You want to get close...you're going to get wet...and nice rainbow forming over Lady In The Mist.
To be fair, we did get some good shots after we had muscled our way through the crowds but the whole tackiness of the place overshadowed the experience, certainly as far as I was concerned…therefore for me it was a genuine case of…been there, seen that….and probably won’t bother to come back again…and that I guess is what a very large majority of the people there were feeling or achieving as well. It is impressive, but Iguazu Falls it is not and there maybe the crux of the matter as far as we were concerned. Had we not have been to Iguazu prior to seeing Niagara, just maybe we would have been more impressed.
At their best? Nightime photos with the falls all lit up.
Back on the road again and another border crossing….Ontario into New York State….as you would expect, this is a very busy crossing point but we were not delayed for too long and we were not stopped for a search…so we were quickly out of Buffalo and heading west along the shore of Lake Erie to Ohio. This was again new territory for us….into “The Rust Belt”.
Auto plant which used to supply parts to Ford.
The Rust Belt is a term for the region straddling the upper North-Eastern United States, the Great Lakes, and the Midwest States, referring to economic decline, population loss, and urban decay due to the shrinking of its once-powerful industrial sector. The rapid economic development following the Civil War laid the groundwork for the modern U.S. industrial economy. An explosion of new discoveries and inventions took place, causing such major changes that some termed the results a "second industrial revolution." The "Gilded Age" of the second half of the 19th century was the birth of tycoons. Many Americans came to idealize these businessmen who amassed vast financial empires. Often their success lay in seeing the potential for a new service or product, as John D. Rockefeller did with oil. They were fierce competitors. Other giants in addition to Rockefeller and Ford included Jay Gould, who made his money in railroads; J. Pierpont Morgan, banking; and Andrew Carnegie, steel. “Some tycoons were honest according to business standards of their day; others, however, used force, bribery, and guile to achieve their wealth and power. For better or worse, business interests acquired significant influence over government.”
Old grain elevators now defunct.

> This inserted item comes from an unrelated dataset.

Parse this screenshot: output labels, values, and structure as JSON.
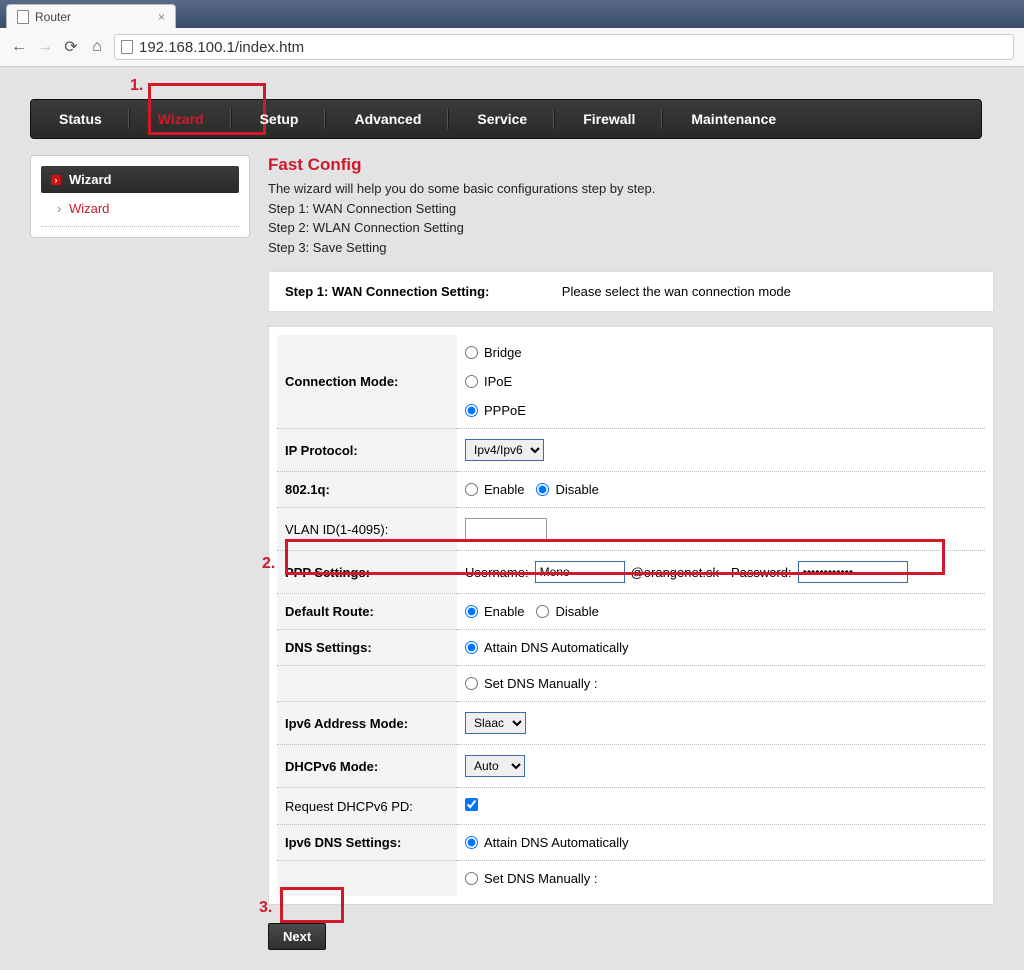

Oil was discovered in western Pennsylvania. The typewriter was developed. Refrigeration railroad cars came into use. The telephone, phonograph, and electric light were invented. And by the dawn of the 20th century, cars were replacing carriages and people were flying in airplanes. Between 1890 and 1930, migrants from Europe and the American South came to the region in search of work. During the World War II era, the economy was fueled by a developing manufacturing sector and a high demand for steel. By the 1960s and 1970s, increased globalization and competition from overseas factories caused the downfall of this industrial center. The designation “Rust Belt” originated at this time because of the deterioration of the industrial region.
Old steel plant now mothballed and left to rust.
We were really taken aback by the sheer number of large industrial buildings of all shapes and sizes, now deserted, abandoned and in total decay. I don’t believe either of us had had any real idea what happened to this area and of course the impact its decline has had on the local people. It was also a real indicator to us for the first time what a dramatic change in fortunes there was in this area, and how this was now playing out in the political arena of a pending presidential election….and so it transpired.